EXERCISE DATA –
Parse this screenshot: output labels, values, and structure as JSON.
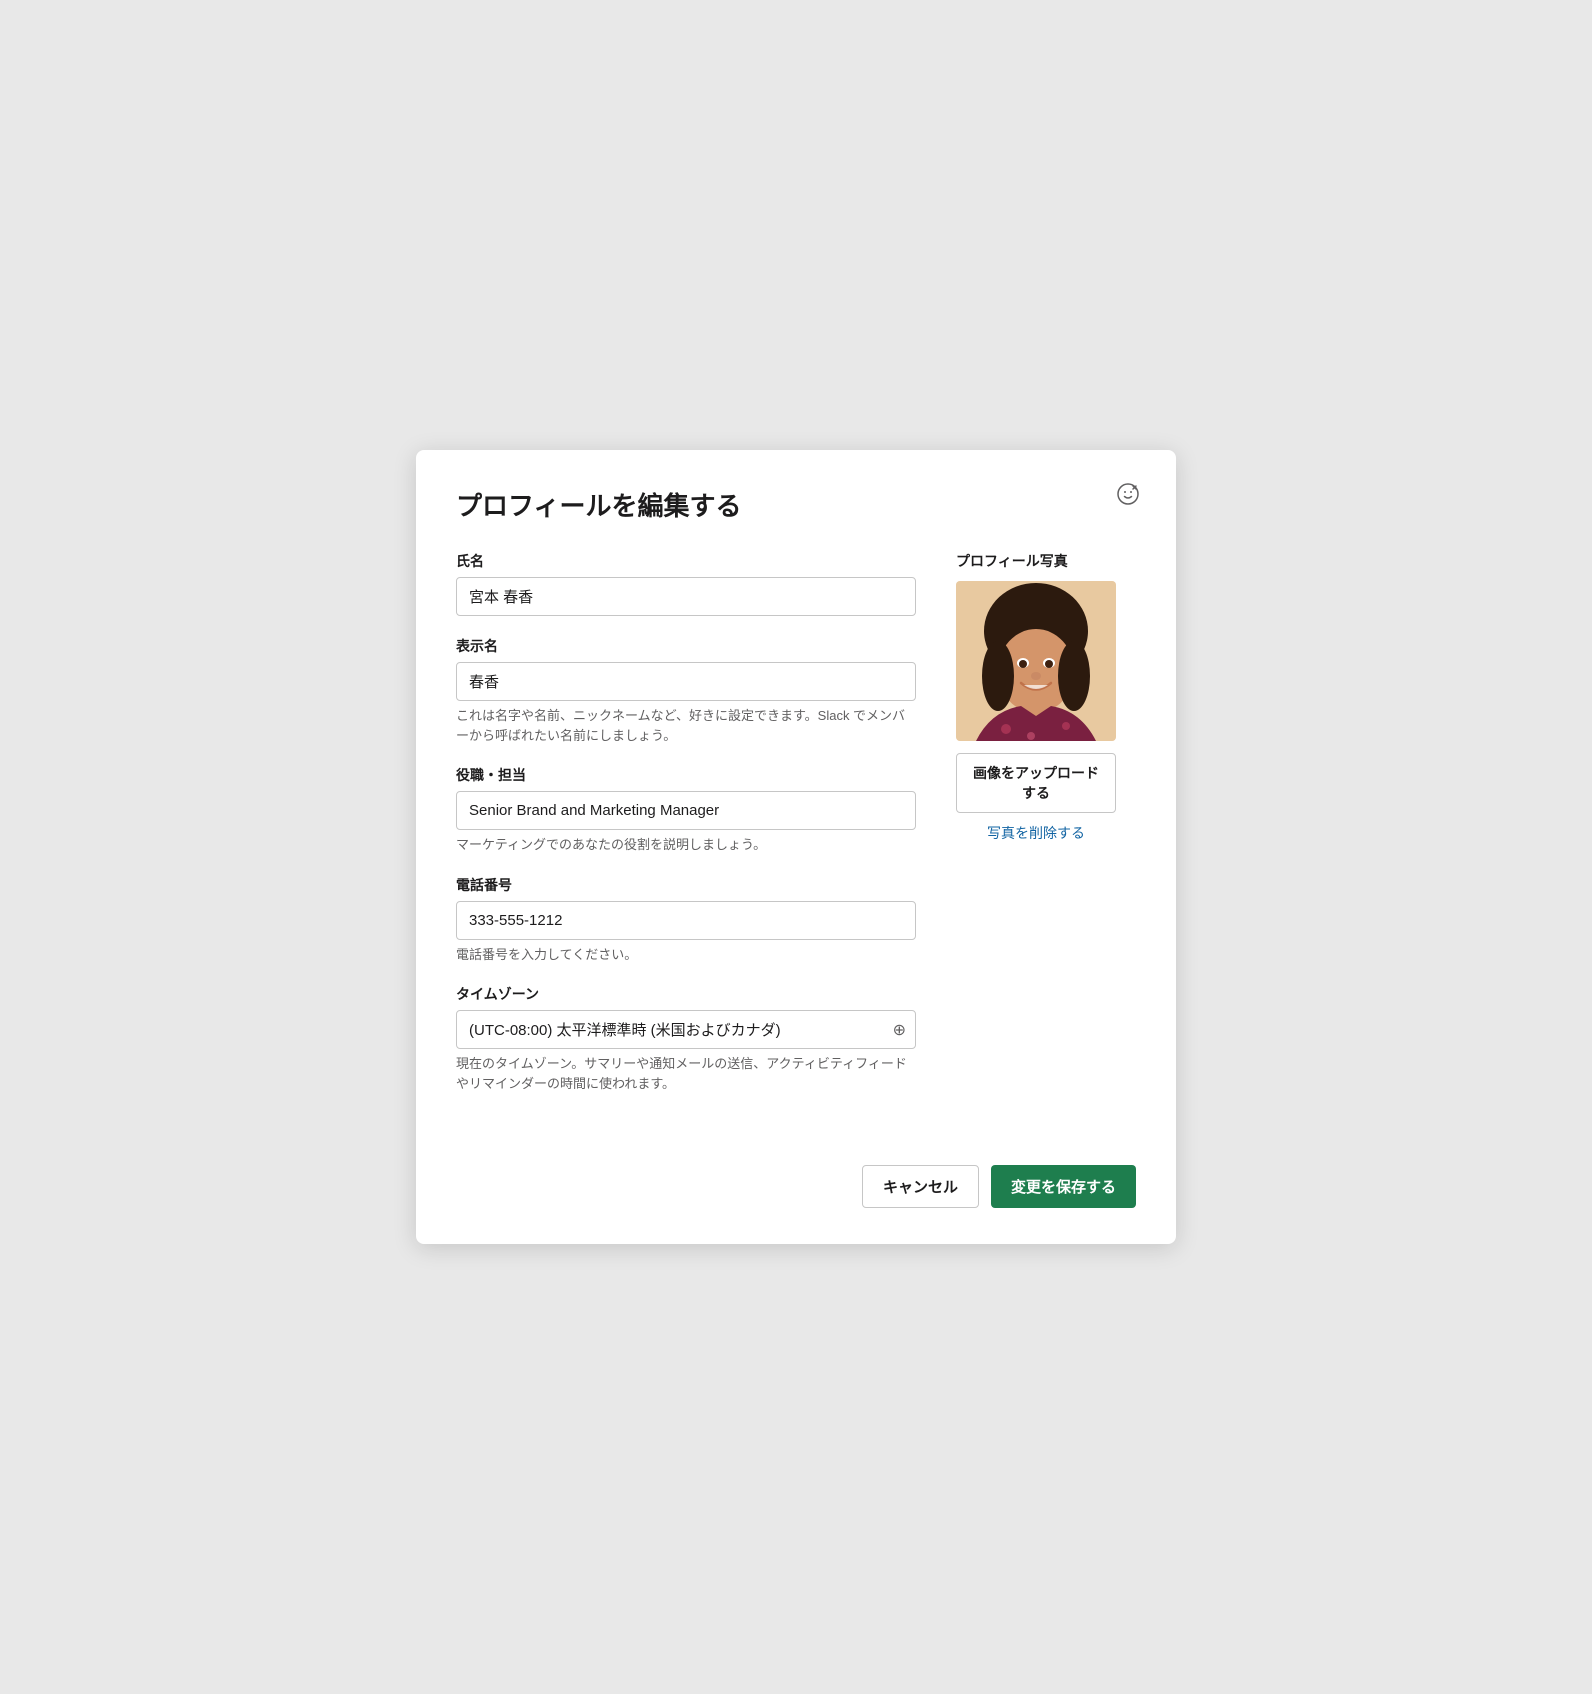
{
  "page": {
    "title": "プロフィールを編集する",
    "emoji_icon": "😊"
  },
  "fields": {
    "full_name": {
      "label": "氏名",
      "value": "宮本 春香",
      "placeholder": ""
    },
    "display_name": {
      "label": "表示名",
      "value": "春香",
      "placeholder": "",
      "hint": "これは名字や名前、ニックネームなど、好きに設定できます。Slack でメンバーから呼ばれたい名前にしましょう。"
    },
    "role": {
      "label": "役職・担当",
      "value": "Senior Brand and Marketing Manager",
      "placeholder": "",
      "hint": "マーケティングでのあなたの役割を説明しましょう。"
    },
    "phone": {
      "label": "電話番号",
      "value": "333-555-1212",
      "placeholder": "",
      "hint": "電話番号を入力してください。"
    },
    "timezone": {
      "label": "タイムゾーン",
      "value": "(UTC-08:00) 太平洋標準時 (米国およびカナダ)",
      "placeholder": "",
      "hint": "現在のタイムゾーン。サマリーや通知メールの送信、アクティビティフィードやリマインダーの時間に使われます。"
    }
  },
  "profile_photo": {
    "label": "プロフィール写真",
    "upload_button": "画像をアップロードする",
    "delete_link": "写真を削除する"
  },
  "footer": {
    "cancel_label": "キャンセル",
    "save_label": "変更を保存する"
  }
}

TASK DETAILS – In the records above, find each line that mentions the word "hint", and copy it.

TASK OUTPUT –
      "hint": "これは名字や名前、ニックネームなど、好きに設定できます。Slack でメンバーから呼ばれたい名前にしましょう。"
      "hint": "マーケティングでのあなたの役割を説明しましょう。"
      "hint": "電話番号を入力してください。"
      "hint": "現在のタイムゾーン。サマリーや通知メールの送信、アクティビティフィードやリマインダーの時間に使われます。"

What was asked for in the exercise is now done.